▶ [WORK REQUEST]:
Lines of the data that contain the word "title" are the ones to copy.

▶ [EXTRACTED ENTRIES]:
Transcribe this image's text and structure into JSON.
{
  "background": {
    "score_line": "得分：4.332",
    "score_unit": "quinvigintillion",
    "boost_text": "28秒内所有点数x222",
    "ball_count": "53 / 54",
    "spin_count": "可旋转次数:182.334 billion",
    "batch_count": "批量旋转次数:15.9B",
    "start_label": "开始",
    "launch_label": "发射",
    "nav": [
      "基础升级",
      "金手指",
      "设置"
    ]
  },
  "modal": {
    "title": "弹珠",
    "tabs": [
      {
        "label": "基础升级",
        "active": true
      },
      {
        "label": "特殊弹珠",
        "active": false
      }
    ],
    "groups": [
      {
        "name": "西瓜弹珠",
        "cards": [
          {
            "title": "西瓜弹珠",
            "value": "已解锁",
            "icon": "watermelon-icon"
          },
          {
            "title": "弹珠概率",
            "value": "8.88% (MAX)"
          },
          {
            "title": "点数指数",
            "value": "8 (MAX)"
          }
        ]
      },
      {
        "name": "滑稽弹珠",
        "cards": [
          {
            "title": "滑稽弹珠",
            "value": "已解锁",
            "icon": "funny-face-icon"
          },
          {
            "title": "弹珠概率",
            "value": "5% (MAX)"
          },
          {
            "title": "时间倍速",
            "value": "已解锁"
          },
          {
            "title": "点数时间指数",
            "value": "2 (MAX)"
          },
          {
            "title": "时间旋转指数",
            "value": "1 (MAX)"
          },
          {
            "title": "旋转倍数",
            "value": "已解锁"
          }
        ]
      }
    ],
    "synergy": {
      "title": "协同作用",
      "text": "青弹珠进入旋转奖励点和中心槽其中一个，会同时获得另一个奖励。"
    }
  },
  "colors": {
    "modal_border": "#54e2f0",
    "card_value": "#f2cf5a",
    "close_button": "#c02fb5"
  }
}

▶ [ANSWER TO THE EXERCISE]:
    "title": "弹珠",
            "title": "西瓜弹珠",
            "title": "弹珠概率",
            "title": "点数指数",
            "title": "滑稽弹珠",
            "title": "弹珠概率",
            "title": "时间倍速",
            "title": "点数时间指数",
            "title": "时间旋转指数",
            "title": "旋转倍数",
      "title": "协同作用",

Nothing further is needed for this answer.